In connection with pastoral ministry, I've been thinking a lot this past year about pastors who choose not to guard the good deposit, rather spending their time focusing on evangelism and church growth techniques. Question them about their silence in the pulpit concerning sodomy, sacramentalism, Rome, abortion, divorce, or the love of money and they'll come out with some high-sounding platitudinous statement like, "I've determined to know nothing but Jesus Christ and Him crucified. I want to be all things to all people. We must not allow our pulpit to become a divisive presence in our church, alienating seekers and young believers."
A couple months ago, I spoke to a young professional who attends a flagship PCA congregation on the Eastern Seaboard...
I asked my friend his analysis of the preaching ministry of his church's senior pastor, and he responded saying his pastor is "very sophisticated," and thus intentional and careful in the issues he addresses and the words he uses to address them in his pulpit. He went on to say this meant that, despite the extremely large and politically aggressive homosexual population of their city, across the years he could not remember his pastor addressing homosex from the pulpit. Same with abortion and marriage--in their pulpit, his senior pastor was silent on these subjects. He could remember one sermon on marriage, and during that sermon his pastor had made some statement about husbands leading. But this was the exception to the rule of safety pervading his pastor's pulpit ministry.
My friend explained his pastor was silent on such matters because he believed preaching on controversial subjects was incompatible with a Gospel-centered ministry. For himself, be preferred to focus on the positive work of leading people to faith in Jesus Christ.
Such justifications are naked in their self-interest. Nowhere in Scripture do we find the Apostles arguing for such cowardly compromise. To be silent concerning God's justice while magnifying His grace, to avoid calling men to repentance while speaking much about faith, is to eviscerate the power of the Gospel. It is to rob grace and faith of the only biblical context in which they come into view and are used by the Holy Spirit to change lives.
Like Sen. Ted Kennedy, such men typically claim their doctrine is orthodox. They're personally opposed to abortion, sacramentalism, homosex, and feminism, of course.

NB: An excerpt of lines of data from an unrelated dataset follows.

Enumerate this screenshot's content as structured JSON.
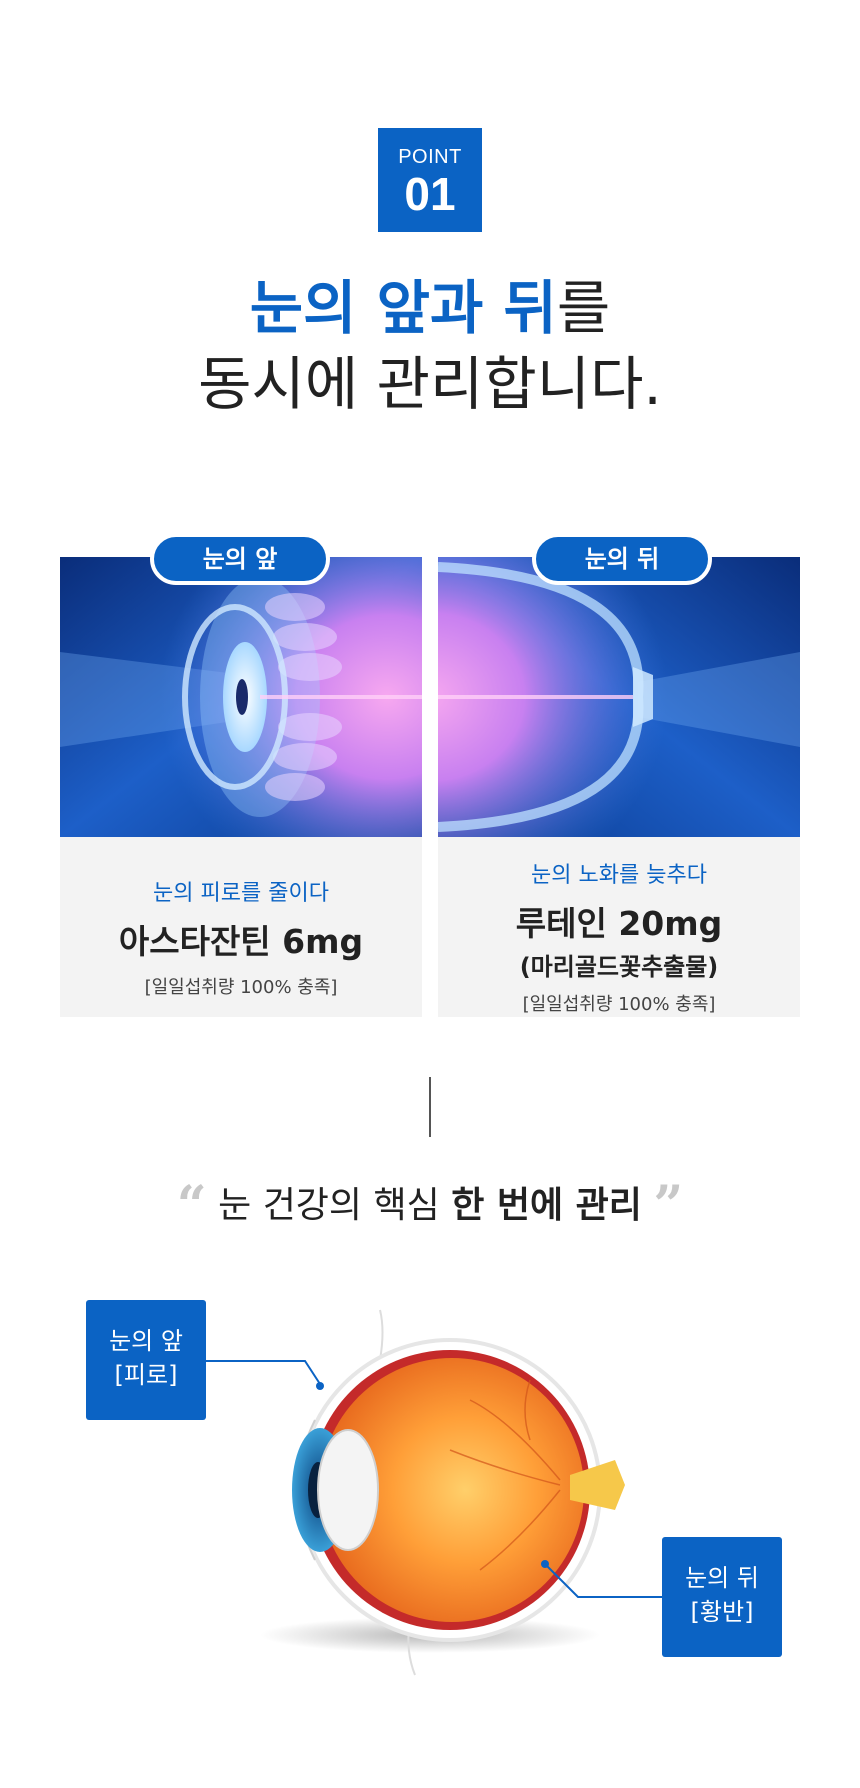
{
  "point": {
    "label": "POINT",
    "number": "01"
  },
  "headline": {
    "line1_blue1": "눈의 앞",
    "line1_mid": "과 ",
    "line1_blue2": "뒤",
    "line1_end": "를",
    "line2": "동시에 관리합니다."
  },
  "cards": [
    {
      "tag": "눈의 앞",
      "sub": "눈의 피로를 줄이다",
      "main": "아스타잔틴 6mg",
      "paren": "",
      "note": "[일일섭취량 100% 충족]"
    },
    {
      "tag": "눈의 뒤",
      "sub": "눈의 노화를 늦추다",
      "main": "루테인 20mg",
      "paren": "(마리골드꽃추출물)",
      "note": "[일일섭취량 100% 충족]"
    }
  ],
  "quote": {
    "open": "“",
    "normal": "눈 건강의 핵심 ",
    "bold": "한 번에 관리",
    "close": "”"
  },
  "labels": {
    "front_line1": "눈의 앞",
    "front_line2": "[피로]",
    "back_line1": "눈의 뒤",
    "back_line2": "[황반]"
  },
  "colors": {
    "accent": "#0b63c4",
    "card_bg": "#f3f3f3",
    "quote_mark": "#c8c8c8"
  }
}
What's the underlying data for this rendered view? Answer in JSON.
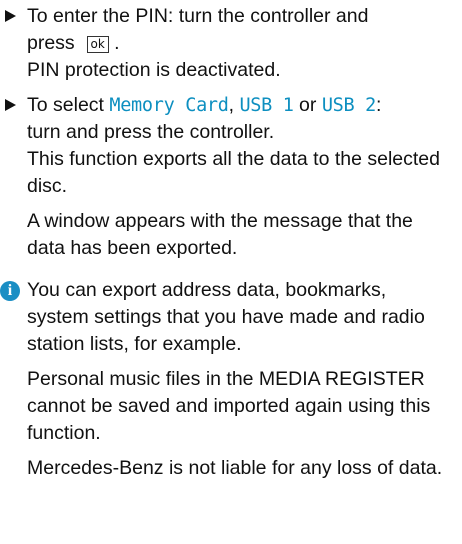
{
  "steps": [
    {
      "line1_text": "To enter the PIN: turn the controller and",
      "line2_text": "press",
      "key_label": "ok",
      "line2_end": ".",
      "result": "PIN protection is deactivated."
    },
    {
      "prefix": "To select ",
      "option1": "Memory Card",
      "sep1": ", ",
      "option2": "USB 1",
      "sep2": " or ",
      "option3": "USB 2",
      "suffix": ":",
      "line2": "turn and press the controller.",
      "result": "This function exports all the data to the selected disc.",
      "result2": "A window appears with the message that the data has been exported."
    }
  ],
  "info": {
    "icon": "info-icon",
    "icon_glyph": "i",
    "paragraphs": [
      "You can export address data, bookmarks, system settings that you have made and radio station lists, for example.",
      "Personal music files in the MEDIA REGISTER cannot be saved and imported again using this function.",
      "Mercedes-Benz is not liable for any loss of data."
    ]
  },
  "colors": {
    "menu_text": "#0d8fc0",
    "info_icon": "#1a8ec4",
    "text": "#111111"
  }
}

They believe in the holiness of God and the necessity of man's repentance just as much as the next PCA pastor, but their church long ago decided they weren't going to "lead with their chin." Rather, they committed themselves to focus on being approachable and engaging the surrounding culture on the issues it already cared about. Each church to her own, but their ministry is about racial reconciliation, the fine arts, and TESL--not talking points cribbed from the platform of the Republican Party.

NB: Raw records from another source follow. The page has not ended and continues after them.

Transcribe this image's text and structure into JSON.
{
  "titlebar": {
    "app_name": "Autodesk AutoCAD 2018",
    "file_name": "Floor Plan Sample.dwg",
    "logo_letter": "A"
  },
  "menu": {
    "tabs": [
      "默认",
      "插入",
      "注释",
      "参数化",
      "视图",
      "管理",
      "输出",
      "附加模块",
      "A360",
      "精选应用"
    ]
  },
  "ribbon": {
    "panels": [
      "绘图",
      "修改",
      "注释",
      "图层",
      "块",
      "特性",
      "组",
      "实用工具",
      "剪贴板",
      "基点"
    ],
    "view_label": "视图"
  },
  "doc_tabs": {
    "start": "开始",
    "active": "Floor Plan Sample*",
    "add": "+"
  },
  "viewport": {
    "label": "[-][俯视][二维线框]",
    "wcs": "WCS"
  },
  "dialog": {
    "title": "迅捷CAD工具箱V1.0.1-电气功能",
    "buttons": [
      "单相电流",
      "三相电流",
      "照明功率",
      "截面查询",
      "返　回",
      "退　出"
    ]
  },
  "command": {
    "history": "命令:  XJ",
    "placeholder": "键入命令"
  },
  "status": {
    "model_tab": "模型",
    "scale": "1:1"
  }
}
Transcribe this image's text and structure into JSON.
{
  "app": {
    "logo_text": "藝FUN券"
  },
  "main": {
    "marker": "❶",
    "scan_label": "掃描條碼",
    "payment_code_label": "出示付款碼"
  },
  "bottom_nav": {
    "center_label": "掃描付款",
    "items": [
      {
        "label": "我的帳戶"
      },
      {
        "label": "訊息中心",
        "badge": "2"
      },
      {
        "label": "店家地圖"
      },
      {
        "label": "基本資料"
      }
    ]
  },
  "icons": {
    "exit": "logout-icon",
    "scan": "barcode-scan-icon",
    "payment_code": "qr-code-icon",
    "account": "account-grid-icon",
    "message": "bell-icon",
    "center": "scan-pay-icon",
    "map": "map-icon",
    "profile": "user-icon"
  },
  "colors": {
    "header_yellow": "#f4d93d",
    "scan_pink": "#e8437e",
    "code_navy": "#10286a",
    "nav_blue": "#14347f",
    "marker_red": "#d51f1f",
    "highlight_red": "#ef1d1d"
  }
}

Does it really need to be said that culturally sensitive evangelization is never in tension with, let alone antithetical to, prophetic calls to repentance? In fact, as the Apostle Paul demonstrates among Athen's Areopagus, a prophetic witness against the sins of the indigenous culture is always the door through which new believers walk into faith in our Lord Jesus Christ.
Evangelism is just the tired excuse used by pastors caught in the act of scratching ears to justify their cowardice and sloth.
As Proverbs 18:9 points out, the pastor who blurs the distinction between the sexes by having women serve as deacons, administer the Lord's Supper, and exercise authority over men as a professional "Minister" of the congregation while protesting that he's in conformity with his denomination's "traditional" position on sexuality is brother to the pastor who says the Apostle Paul was wrong in banning women from exercising authority over men.
Our Lord took up His cross and called us to follow Him in taking up ours. May we be found faithful.